Jan 19, 2022
As we advised in Tax Tip 20-04 , significant additional disclosure and filing requirements for trusts were announced in the 2018 Federal Budget and are scheduled to apply for trust’s 2021 and subsequent tax years.
“Elimination of withholding tax will apply to interest payments by Canadian residents to all non-residents, effective at the date that the similar provisions of the Protocol become effective.”
On September 21, 2007, the U.S. and Canada jointly released the Fifth Protocol to the Canada-U.S. Income Tax Convention (the “Protocol”).
Entry into Force
The Protocol will enter into force on the later of January 1, 2008 or the date that both governments ratify the Protocol. It is likely that the Protocol will enterinto force after January 1, 2008.
Withholding Tax on Interest – Non-Arm’s Length
If interest is paid to a non-arm’s length person, the rate of withholding tax will be reduced as follows:
By January 1, 2010, there will be no withholding tax on interest payments between Canadian and U.S. residents.

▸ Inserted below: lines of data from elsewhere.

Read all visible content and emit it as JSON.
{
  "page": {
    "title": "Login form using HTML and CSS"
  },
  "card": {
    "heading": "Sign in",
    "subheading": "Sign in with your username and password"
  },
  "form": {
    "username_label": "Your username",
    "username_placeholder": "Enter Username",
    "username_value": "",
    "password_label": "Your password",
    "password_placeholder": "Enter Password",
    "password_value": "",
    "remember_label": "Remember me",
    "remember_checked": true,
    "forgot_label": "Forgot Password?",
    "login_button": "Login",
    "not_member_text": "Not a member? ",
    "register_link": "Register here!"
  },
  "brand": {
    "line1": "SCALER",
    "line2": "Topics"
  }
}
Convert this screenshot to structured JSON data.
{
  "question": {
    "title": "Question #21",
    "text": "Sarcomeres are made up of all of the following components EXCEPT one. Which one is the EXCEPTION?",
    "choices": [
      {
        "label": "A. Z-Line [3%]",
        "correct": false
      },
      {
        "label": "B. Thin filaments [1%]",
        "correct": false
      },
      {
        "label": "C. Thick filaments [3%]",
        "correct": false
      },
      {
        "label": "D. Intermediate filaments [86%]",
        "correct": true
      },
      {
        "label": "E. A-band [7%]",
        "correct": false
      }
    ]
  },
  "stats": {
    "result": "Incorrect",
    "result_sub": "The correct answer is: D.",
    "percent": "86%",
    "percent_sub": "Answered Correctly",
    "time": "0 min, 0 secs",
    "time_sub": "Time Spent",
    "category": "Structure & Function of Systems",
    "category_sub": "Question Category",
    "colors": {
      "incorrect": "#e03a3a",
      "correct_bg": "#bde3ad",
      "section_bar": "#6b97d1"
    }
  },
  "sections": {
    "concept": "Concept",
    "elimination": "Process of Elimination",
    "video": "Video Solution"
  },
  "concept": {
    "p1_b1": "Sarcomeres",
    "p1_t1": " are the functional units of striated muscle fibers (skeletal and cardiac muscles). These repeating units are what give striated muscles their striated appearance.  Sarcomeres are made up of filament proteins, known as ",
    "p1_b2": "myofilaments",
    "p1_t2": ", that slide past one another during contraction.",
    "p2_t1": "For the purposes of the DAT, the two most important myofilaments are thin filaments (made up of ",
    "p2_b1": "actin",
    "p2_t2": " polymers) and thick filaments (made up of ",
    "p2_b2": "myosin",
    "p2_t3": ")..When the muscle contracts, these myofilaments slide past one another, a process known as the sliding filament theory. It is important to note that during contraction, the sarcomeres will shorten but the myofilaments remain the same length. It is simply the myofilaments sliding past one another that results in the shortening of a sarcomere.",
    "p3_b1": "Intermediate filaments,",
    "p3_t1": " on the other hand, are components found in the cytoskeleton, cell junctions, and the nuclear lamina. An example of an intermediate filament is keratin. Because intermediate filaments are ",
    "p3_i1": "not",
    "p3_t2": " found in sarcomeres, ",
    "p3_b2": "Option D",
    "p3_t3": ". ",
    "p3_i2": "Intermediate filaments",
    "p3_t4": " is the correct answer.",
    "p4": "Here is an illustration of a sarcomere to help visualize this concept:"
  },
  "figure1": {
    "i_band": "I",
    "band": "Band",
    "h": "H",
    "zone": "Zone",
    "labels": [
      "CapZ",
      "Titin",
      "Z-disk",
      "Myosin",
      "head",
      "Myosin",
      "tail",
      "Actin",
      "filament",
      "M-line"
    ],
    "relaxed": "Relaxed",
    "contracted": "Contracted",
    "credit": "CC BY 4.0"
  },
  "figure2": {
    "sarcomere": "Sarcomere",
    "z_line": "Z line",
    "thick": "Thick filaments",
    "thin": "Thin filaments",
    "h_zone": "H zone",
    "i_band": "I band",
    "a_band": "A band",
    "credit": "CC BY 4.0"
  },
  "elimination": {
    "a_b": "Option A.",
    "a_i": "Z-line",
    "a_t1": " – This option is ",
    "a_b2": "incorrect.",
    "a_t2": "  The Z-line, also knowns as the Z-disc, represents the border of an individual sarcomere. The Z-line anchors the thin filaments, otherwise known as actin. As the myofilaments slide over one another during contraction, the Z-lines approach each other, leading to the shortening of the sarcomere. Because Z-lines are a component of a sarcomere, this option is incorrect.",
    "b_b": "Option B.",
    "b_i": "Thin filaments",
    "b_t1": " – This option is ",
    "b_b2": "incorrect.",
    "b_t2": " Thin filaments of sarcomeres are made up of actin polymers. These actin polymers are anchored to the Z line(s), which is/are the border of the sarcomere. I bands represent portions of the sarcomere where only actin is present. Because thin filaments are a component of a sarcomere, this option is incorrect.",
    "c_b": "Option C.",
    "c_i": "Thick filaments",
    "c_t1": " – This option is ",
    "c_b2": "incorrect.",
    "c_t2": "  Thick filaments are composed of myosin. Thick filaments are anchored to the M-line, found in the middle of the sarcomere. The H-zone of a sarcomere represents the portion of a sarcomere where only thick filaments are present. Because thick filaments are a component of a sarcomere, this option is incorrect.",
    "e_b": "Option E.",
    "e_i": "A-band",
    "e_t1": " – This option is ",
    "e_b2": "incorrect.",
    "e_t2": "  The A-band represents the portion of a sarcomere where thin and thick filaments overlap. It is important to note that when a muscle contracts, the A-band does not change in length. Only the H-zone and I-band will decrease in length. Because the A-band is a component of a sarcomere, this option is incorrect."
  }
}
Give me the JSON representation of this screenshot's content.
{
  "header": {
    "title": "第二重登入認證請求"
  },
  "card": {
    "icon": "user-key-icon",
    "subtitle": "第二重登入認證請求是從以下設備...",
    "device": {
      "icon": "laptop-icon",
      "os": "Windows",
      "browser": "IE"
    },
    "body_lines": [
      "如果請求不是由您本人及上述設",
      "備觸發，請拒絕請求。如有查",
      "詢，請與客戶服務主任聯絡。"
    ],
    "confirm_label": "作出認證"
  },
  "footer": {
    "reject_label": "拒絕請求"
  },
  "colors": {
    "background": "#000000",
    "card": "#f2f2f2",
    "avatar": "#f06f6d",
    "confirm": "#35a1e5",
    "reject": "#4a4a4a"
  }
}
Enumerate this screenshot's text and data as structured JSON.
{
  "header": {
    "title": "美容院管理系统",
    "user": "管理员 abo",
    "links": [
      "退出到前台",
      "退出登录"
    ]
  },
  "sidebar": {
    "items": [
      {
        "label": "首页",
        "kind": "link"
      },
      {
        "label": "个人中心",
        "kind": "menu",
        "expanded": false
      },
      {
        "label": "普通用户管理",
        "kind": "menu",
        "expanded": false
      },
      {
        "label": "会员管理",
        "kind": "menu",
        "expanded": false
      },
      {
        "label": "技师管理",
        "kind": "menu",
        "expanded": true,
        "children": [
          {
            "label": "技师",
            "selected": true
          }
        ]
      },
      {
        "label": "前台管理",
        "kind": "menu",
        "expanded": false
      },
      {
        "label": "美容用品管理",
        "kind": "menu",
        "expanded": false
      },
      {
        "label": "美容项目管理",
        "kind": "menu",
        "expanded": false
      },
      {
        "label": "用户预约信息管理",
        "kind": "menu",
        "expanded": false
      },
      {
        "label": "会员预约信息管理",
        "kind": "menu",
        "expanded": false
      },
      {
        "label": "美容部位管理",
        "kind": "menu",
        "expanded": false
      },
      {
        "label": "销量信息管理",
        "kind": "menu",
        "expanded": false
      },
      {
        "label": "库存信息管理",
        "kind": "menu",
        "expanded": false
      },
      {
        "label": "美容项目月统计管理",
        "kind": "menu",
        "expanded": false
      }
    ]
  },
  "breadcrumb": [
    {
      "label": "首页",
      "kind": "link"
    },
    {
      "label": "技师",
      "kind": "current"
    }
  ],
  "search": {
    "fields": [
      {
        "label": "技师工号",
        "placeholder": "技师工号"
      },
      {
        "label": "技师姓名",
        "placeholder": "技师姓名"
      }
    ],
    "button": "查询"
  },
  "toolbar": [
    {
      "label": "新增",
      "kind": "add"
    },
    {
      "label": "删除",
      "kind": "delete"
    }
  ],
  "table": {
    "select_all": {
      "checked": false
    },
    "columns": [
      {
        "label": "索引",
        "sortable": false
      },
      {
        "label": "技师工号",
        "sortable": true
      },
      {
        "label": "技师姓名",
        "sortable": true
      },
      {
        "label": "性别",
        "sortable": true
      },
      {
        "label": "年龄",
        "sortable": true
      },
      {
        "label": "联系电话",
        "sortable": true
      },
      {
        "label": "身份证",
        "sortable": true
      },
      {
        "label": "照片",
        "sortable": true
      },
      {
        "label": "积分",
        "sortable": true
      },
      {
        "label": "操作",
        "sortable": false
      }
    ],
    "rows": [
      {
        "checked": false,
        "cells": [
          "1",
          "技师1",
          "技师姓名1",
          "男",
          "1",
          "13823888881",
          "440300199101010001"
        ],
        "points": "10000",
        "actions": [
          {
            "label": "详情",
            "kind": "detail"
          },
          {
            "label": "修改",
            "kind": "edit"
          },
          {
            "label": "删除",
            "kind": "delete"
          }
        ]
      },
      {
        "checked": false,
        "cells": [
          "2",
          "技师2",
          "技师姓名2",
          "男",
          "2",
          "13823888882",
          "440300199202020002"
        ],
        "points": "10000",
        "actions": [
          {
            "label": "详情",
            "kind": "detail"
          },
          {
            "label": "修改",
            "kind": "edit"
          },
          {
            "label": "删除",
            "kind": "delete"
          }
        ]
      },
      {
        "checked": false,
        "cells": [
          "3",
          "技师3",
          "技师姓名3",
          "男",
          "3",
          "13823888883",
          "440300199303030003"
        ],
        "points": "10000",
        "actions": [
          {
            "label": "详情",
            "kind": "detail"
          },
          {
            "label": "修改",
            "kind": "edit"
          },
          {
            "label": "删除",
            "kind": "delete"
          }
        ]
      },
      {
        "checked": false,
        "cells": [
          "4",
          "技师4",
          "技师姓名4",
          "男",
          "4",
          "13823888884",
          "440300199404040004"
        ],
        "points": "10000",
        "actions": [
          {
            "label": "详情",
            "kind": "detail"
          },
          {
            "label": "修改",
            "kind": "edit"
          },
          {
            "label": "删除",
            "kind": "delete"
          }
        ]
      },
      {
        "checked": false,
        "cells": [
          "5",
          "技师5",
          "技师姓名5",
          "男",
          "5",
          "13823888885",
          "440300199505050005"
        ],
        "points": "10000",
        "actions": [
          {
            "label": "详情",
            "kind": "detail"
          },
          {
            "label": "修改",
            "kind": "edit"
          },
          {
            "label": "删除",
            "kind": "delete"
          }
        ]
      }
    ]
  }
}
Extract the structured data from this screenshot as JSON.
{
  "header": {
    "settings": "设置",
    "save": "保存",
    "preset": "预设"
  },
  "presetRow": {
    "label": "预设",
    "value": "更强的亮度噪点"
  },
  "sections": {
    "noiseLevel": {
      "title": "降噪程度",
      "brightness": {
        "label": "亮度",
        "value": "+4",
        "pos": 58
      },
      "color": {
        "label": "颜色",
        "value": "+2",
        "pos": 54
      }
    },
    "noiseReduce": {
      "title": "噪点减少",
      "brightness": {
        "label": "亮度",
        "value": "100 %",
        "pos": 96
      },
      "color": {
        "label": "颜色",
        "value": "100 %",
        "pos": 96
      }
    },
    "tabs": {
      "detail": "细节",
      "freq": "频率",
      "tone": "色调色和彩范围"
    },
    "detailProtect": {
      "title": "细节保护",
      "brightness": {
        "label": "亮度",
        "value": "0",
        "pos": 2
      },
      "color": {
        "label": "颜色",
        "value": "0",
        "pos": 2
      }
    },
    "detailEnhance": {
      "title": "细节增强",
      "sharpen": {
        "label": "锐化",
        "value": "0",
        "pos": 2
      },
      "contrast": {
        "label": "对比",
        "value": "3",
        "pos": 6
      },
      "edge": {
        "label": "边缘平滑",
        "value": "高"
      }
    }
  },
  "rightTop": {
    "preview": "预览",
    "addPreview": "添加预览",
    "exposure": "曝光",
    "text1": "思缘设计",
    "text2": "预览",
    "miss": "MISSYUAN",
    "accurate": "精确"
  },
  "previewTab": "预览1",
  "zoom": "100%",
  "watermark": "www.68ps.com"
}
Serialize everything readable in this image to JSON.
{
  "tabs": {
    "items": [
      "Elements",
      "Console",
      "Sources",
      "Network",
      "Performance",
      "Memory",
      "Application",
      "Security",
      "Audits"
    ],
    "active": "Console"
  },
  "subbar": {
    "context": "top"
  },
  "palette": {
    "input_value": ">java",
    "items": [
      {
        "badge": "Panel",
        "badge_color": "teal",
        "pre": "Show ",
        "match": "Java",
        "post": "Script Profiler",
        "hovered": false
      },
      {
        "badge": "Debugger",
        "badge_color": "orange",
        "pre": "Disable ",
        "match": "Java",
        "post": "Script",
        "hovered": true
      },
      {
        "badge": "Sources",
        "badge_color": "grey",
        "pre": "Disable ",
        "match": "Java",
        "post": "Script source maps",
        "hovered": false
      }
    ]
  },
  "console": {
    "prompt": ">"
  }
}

In the past, tax advisors have attempted to avoid withholding tax by using the provisions of subparagraph 212(1)(b)(vii) of the Income Tax Act, which eliminated withholding tax for 5-year loans with certain principal repaymentrestrictions. This provision will now become unnecessary where there are transactions between residents of Canada and of the U.S. The Canadian Government has also announced that the elimination of withholding tax will apply to interestpayments by Canadian residents to all non-residents, effective at the date thatthe similar provisions of the Protocol become effective.
This exemption from withholding tax is subject to a few new exceptions. A withholding tax rate of 15% will still apply to:
Where interest exceeds an arm’s length amount, and there is a special relationship between the payer and the beneficial owner, the amount of the interest will be subject to 15% withholding tax. A “special relationship” is not defined in the Protocol. It is interesting that the rules do not include the phrase “non-arm’s length”. Instead, the Protocol reflects the use of a new term.
Canadian taxpayers should still be aware of the thin capitalization rules, which limit the amount of interest deductible in non-arm’s length situations.None of these changes made by the Protocol affects the ability to deduct excess interest under the thin capitalization rules. Once the provisions of the Protocol are in effect, the only negative implication of the thin capitalization rules will be the disallowance of a portion of interest expense.
TAX TIP OF THE WEEK is provided as a free service to clients and friends of the Tax Specialist Group member firms. The Tax Specialist Group is a national affiliation of firms who specialize in providing tax consulting services to other professionals, businesses and high net worth individuals on Canadian and international tax matters and tax disputes.
The material provided in Tax Tip of the Week is believed to be accurate and reliable as of the date it is written. Tax laws are complex and are subject to frequent change. Professional advice should always be sought before implementing any tax planning arrangements. Neither the Tax Specialist Group nor any member firm can accept any liability for the tax consequences that may result from acting based on the contents hereof.
TAX TIP is provided as a free service to clients and friends of Cadesky Tax.
The material provided in Tax Tip is believed to be accurate and reliable as of the date of posting. Tax laws are complex and are subject to frequent change. Professional advice should always be sought before implementing any tax planning arrangements. Cadesky Tax cannot accept any liability for the tax consequences that may result from acting based on the contents hereof.